The oil of the first pressure passes by a tub underneath. Once well compressed, scroutins are removed and the paste is stored: it will be sold to factories to be transformed into flour. The oil passes then by different tubs full of water for the settling. Lighter than the water, the oil stays on the surface. Picked “à la feuille” (flat and thin tool with handle), the oil is stored in jars. In the last tub (called “the hell”), water is still oily but unfit for human consumption. It is reserved for the soap factories in Marseille.

Generally, 100 kilos of olives are needed to have 15 kilos of oil of first pressure.

7. The School

The school with its four “indiscreet” (toilets) served as a set for the movies La Gloire de mon Père and Le Château de ma Mère (1990). Nowadays the place is private.

8. The Presbytery

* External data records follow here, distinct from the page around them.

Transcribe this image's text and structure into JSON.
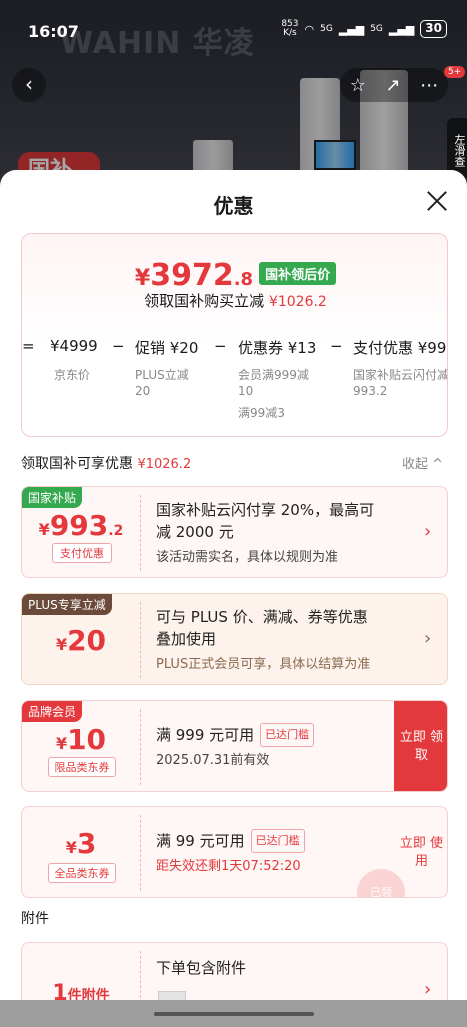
{
  "status": {
    "time": "16:07",
    "left_icons": "N ⓝ ✱ ▯",
    "net_speed_value": "853",
    "net_speed_unit": "K/s",
    "signal1": "5G",
    "signal2": "5G",
    "battery": "30"
  },
  "background": {
    "brand": "WAHIN 华凌",
    "badge_count": "5+",
    "side_tab": "左滑查",
    "promo_text": "国补"
  },
  "sheet": {
    "title": "优惠",
    "summary": {
      "price_yen": "¥",
      "price_int": "3972",
      "price_dec": ".8",
      "price_tag": "国补领后价",
      "save_prefix": "领取国补购买立减",
      "save_amount": "¥1026.2",
      "calc": [
        {
          "op": "=",
          "value": "¥4999",
          "label": "京东价",
          "sub2": ""
        },
        {
          "op": "−",
          "value": "促销 ¥20",
          "label": "PLUS立减",
          "sub2": "20"
        },
        {
          "op": "−",
          "value": "优惠券 ¥13",
          "label": "会员满999减",
          "sub2": "10",
          "sub3": "满99减3"
        },
        {
          "op": "−",
          "value": "支付优惠 ¥99",
          "label": "国家补贴云闪付减",
          "sub2": "993.2"
        }
      ]
    },
    "section_title": "领取国补可享优惠",
    "section_amount": "¥1026.2",
    "collapse_label": "收起 ^",
    "cards": [
      {
        "tag": "国家补贴",
        "yen": "¥",
        "amount": "993",
        "decimal": ".2",
        "chip": "支付优惠",
        "line1": "国家补贴云闪付享 20%，最高可",
        "line2": "减 2000 元",
        "sub": "该活动需实名，具体以规则为准",
        "arrow": "›"
      },
      {
        "tag": "PLUS专享立减",
        "yen": "¥",
        "amount": "20",
        "line1": "可与 PLUS 价、满减、券等优惠",
        "line2": "叠加使用",
        "sub": "PLUS正式会员可享，具体以结算为准",
        "arrow": "›"
      },
      {
        "tag": "品牌会员",
        "yen": "¥",
        "amount": "10",
        "chip": "限品类东券",
        "line1": "满 999 元可用",
        "met": "已达门槛",
        "sub": "2025.07.31前有效",
        "claim": "立即 领取"
      },
      {
        "yen": "¥",
        "amount": "3",
        "chip": "全品类东券",
        "line1": "满 99 元可用",
        "met": "已达门槛",
        "sub": "距失效还剩1天07:52:20",
        "claim": "立即 使用",
        "stamp": "已领"
      }
    ],
    "attachment_title": "附件",
    "attachment": {
      "count": "1",
      "count_label": "件附件",
      "line1": "下单包含附件",
      "arrow": "›"
    }
  }
}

The presbytery is adjacent to the City Hall (XVIIth century). Built by the community in 1673, the plasterwork décor dates to XVIIIth century.

 9. The City Hall

The entrance porch dates to 1782.

HIKING:

Enjoy a hike on the crests of Luberon to admire the 360° view. More detail here (10,8km – 2h45).

Opening period


All year round, daily.

Prices


Free access.

surroundings :
Mountain view, Close to GR footpath, View over the vineyards, Forest location,

Geographic perimeter :
Vitrolles-en-Lubéron,

Leave a comment

Order your free brochure

Discover our touristic and accomodation guide of the Luberon to prepare your weekend and holidays.

Order

Newsletter

Last minute, agenda, event, video, subscribe to our Super newsletter!

Subscribe